+++ Input for this task +++
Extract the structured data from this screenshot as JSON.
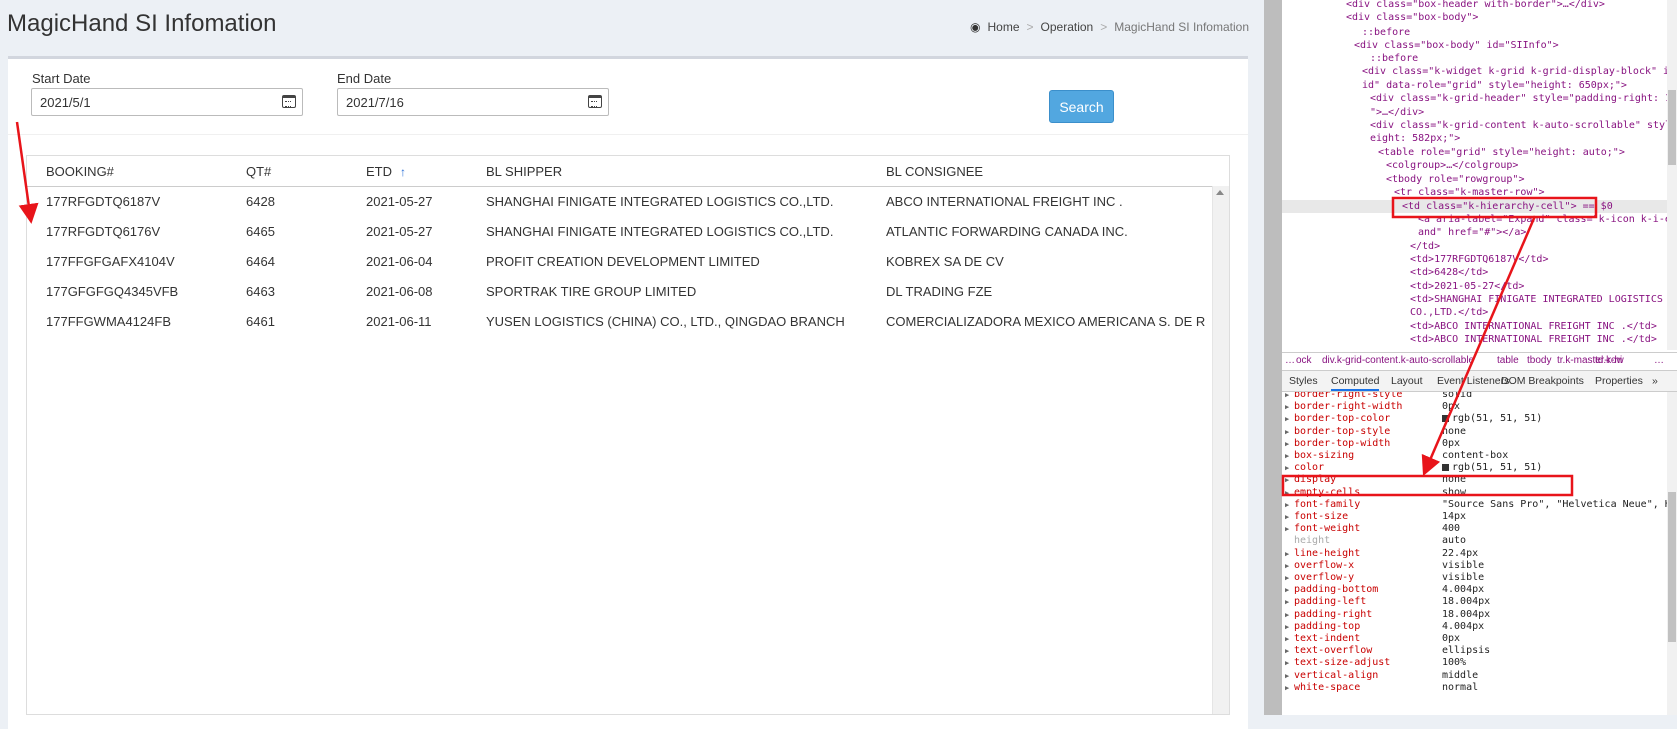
{
  "page": {
    "title": "MagicHand SI Infomation",
    "breadcrumb": {
      "home": "Home",
      "sep1": ">",
      "operation": "Operation",
      "sep2": ">",
      "current": "MagicHand SI Infomation"
    }
  },
  "filters": {
    "start_label": "Start Date",
    "start_value": "2021/5/1",
    "end_label": "End Date",
    "end_value": "2021/7/16",
    "search_label": "Search"
  },
  "grid": {
    "columns": [
      "BOOKING#",
      "QT#",
      "ETD",
      "BL SHIPPER",
      "BL CONSIGNEE"
    ],
    "sort_column": "ETD",
    "rows": [
      [
        "177RFGDTQ6187V",
        "6428",
        "2021-05-27",
        "SHANGHAI FINIGATE INTEGRATED LOGISTICS CO.,LTD.",
        "ABCO INTERNATIONAL FREIGHT INC ."
      ],
      [
        "177RFGDTQ6176V",
        "6465",
        "2021-05-27",
        "SHANGHAI FINIGATE INTEGRATED LOGISTICS CO.,LTD.",
        "ATLANTIC FORWARDING CANADA INC."
      ],
      [
        "177FFGFGAFX4104V",
        "6464",
        "2021-06-04",
        "PROFIT CREATION DEVELOPMENT LIMITED",
        "KOBREX SA DE CV"
      ],
      [
        "177GFGFGQ4345VFB",
        "6463",
        "2021-06-08",
        "SPORTRAK TIRE GROUP LIMITED",
        "DL TRADING FZE"
      ],
      [
        "177FFGWMA4124FB",
        "6461",
        "2021-06-11",
        "YUSEN LOGISTICS (CHINA) CO., LTD., QINGDAO BRANCH",
        "COMERCIALIZADORA MEXICO AMERICANA S. DE R.L. DE C"
      ]
    ]
  },
  "devtools": {
    "dom_lines": [
      "<div class=\"box-header with-border\">…</div>",
      "<div class=\"box-body\">",
      "::before",
      "<div class=\"box-body\" id=\"SIInfo\">",
      "::before",
      "<div class=\"k-widget k-grid k-grid-display-block\" id=\"gr",
      "id\" data-role=\"grid\" style=\"height: 650px;\">",
      "<div class=\"k-grid-header\" style=\"padding-right: 17px;",
      "\">…</div>",
      "<div class=\"k-grid-content k-auto-scrollable\" style=\"h",
      "eight: 582px;\">",
      "<table role=\"grid\" style=\"height: auto;\">",
      "<colgroup>…</colgroup>",
      "<tbody role=\"rowgroup\">",
      "<tr class=\"k-master-row\">",
      "<td class=\"k-hierarchy-cell\"> == $0",
      "<a aria-label=\"Expand\" class=\"k-icon k-i-exp",
      "and\" href=\"#\"></a>",
      "</td>",
      "<td>177RFGDTQ6187V</td>",
      "<td>6428</td>",
      "<td>2021-05-27</td>",
      "<td>SHANGHAI FINIGATE INTEGRATED LOGISTICS",
      "CO.,LTD.</td>",
      "<td>ABCO INTERNATIONAL FREIGHT INC .</td>",
      "<td>ABCO INTERNATIONAL FREIGHT INC .</td>"
    ],
    "crumbs": [
      "…",
      "ock",
      "div.k-grid-content.k-auto-scrollable",
      "table",
      "tbody",
      "tr.k-master-row",
      "td.k-hi",
      "…"
    ],
    "tabs": [
      "Styles",
      "Computed",
      "Layout",
      "Event Listeners",
      "DOM Breakpoints",
      "Properties",
      "»"
    ],
    "active_tab": "Computed",
    "props": [
      [
        "border-right-style",
        "solid"
      ],
      [
        "border-right-width",
        "0px"
      ],
      [
        "border-top-color",
        "rgb(51, 51, 51)"
      ],
      [
        "border-top-style",
        "none"
      ],
      [
        "border-top-width",
        "0px"
      ],
      [
        "box-sizing",
        "content-box"
      ],
      [
        "color",
        "rgb(51, 51, 51)"
      ],
      [
        "display",
        "none"
      ],
      [
        "empty-cells",
        "show"
      ],
      [
        "font-family",
        "\"Source Sans Pro\", \"Helvetica Neue\", Hel"
      ],
      [
        "font-size",
        "14px"
      ],
      [
        "font-weight",
        "400"
      ],
      [
        "height",
        "auto"
      ],
      [
        "line-height",
        "22.4px"
      ],
      [
        "overflow-x",
        "visible"
      ],
      [
        "overflow-y",
        "visible"
      ],
      [
        "padding-bottom",
        "4.004px"
      ],
      [
        "padding-left",
        "18.004px"
      ],
      [
        "padding-right",
        "18.004px"
      ],
      [
        "padding-top",
        "4.004px"
      ],
      [
        "text-indent",
        "0px"
      ],
      [
        "text-overflow",
        "ellipsis"
      ],
      [
        "text-size-adjust",
        "100%"
      ],
      [
        "vertical-align",
        "middle"
      ],
      [
        "white-space",
        "normal"
      ]
    ],
    "swatch_color": "#333333"
  },
  "annotation_color": "#e8141a"
}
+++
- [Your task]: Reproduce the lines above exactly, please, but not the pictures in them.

- [Solution to the problem]:
Extract the structured data from this screenshot as JSON.
{
  "page": {
    "title": "MagicHand SI Infomation",
    "breadcrumb": {
      "home": "Home",
      "sep1": ">",
      "operation": "Operation",
      "sep2": ">",
      "current": "MagicHand SI Infomation"
    }
  },
  "filters": {
    "start_label": "Start Date",
    "start_value": "2021/5/1",
    "end_label": "End Date",
    "end_value": "2021/7/16",
    "search_label": "Search"
  },
  "grid": {
    "columns": [
      "BOOKING#",
      "QT#",
      "ETD",
      "BL SHIPPER",
      "BL CONSIGNEE"
    ],
    "sort_column": "ETD",
    "rows": [
      [
        "177RFGDTQ6187V",
        "6428",
        "2021-05-27",
        "SHANGHAI FINIGATE INTEGRATED LOGISTICS CO.,LTD.",
        "ABCO INTERNATIONAL FREIGHT INC ."
      ],
      [
        "177RFGDTQ6176V",
        "6465",
        "2021-05-27",
        "SHANGHAI FINIGATE INTEGRATED LOGISTICS CO.,LTD.",
        "ATLANTIC FORWARDING CANADA INC."
      ],
      [
        "177FFGFGAFX4104V",
        "6464",
        "2021-06-04",
        "PROFIT CREATION DEVELOPMENT LIMITED",
        "KOBREX SA DE CV"
      ],
      [
        "177GFGFGQ4345VFB",
        "6463",
        "2021-06-08",
        "SPORTRAK TIRE GROUP LIMITED",
        "DL TRADING FZE"
      ],
      [
        "177FFGWMA4124FB",
        "6461",
        "2021-06-11",
        "YUSEN LOGISTICS (CHINA) CO., LTD., QINGDAO BRANCH",
        "COMERCIALIZADORA MEXICO AMERICANA S. DE R.L. DE C"
      ]
    ]
  },
  "devtools": {
    "dom_lines": [
      "<div class=\"box-header with-border\">…</div>",
      "<div class=\"box-body\">",
      "::before",
      "<div class=\"box-body\" id=\"SIInfo\">",
      "::before",
      "<div class=\"k-widget k-grid k-grid-display-block\" id=\"gr",
      "id\" data-role=\"grid\" style=\"height: 650px;\">",
      "<div class=\"k-grid-header\" style=\"padding-right: 17px;",
      "\">…</div>",
      "<div class=\"k-grid-content k-auto-scrollable\" style=\"h",
      "eight: 582px;\">",
      "<table role=\"grid\" style=\"height: auto;\">",
      "<colgroup>…</colgroup>",
      "<tbody role=\"rowgroup\">",
      "<tr class=\"k-master-row\">",
      "<td class=\"k-hierarchy-cell\"> == $0",
      "<a aria-label=\"Expand\" class=\"k-icon k-i-exp",
      "and\" href=\"#\"></a>",
      "</td>",
      "<td>177RFGDTQ6187V</td>",
      "<td>6428</td>",
      "<td>2021-05-27</td>",
      "<td>SHANGHAI FINIGATE INTEGRATED LOGISTICS",
      "CO.,LTD.</td>",
      "<td>ABCO INTERNATIONAL FREIGHT INC .</td>",
      "<td>ABCO INTERNATIONAL FREIGHT INC .</td>"
    ],
    "crumbs": [
      "…",
      "ock",
      "div.k-grid-content.k-auto-scrollable",
      "table",
      "tbody",
      "tr.k-master-row",
      "td.k-hi",
      "…"
    ],
    "tabs": [
      "Styles",
      "Computed",
      "Layout",
      "Event Listeners",
      "DOM Breakpoints",
      "Properties",
      "»"
    ],
    "active_tab": "Computed",
    "props": [
      [
        "border-right-style",
        "solid"
      ],
      [
        "border-right-width",
        "0px"
      ],
      [
        "border-top-color",
        "rgb(51, 51, 51)"
      ],
      [
        "border-top-style",
        "none"
      ],
      [
        "border-top-width",
        "0px"
      ],
      [
        "box-sizing",
        "content-box"
      ],
      [
        "color",
        "rgb(51, 51, 51)"
      ],
      [
        "display",
        "none"
      ],
      [
        "empty-cells",
        "show"
      ],
      [
        "font-family",
        "\"Source Sans Pro\", \"Helvetica Neue\", Hel"
      ],
      [
        "font-size",
        "14px"
      ],
      [
        "font-weight",
        "400"
      ],
      [
        "height",
        "auto"
      ],
      [
        "line-height",
        "22.4px"
      ],
      [
        "overflow-x",
        "visible"
      ],
      [
        "overflow-y",
        "visible"
      ],
      [
        "padding-bottom",
        "4.004px"
      ],
      [
        "padding-left",
        "18.004px"
      ],
      [
        "padding-right",
        "18.004px"
      ],
      [
        "padding-top",
        "4.004px"
      ],
      [
        "text-indent",
        "0px"
      ],
      [
        "text-overflow",
        "ellipsis"
      ],
      [
        "text-size-adjust",
        "100%"
      ],
      [
        "vertical-align",
        "middle"
      ],
      [
        "white-space",
        "normal"
      ]
    ],
    "swatch_color": "#333333"
  },
  "annotation_color": "#e8141a"
}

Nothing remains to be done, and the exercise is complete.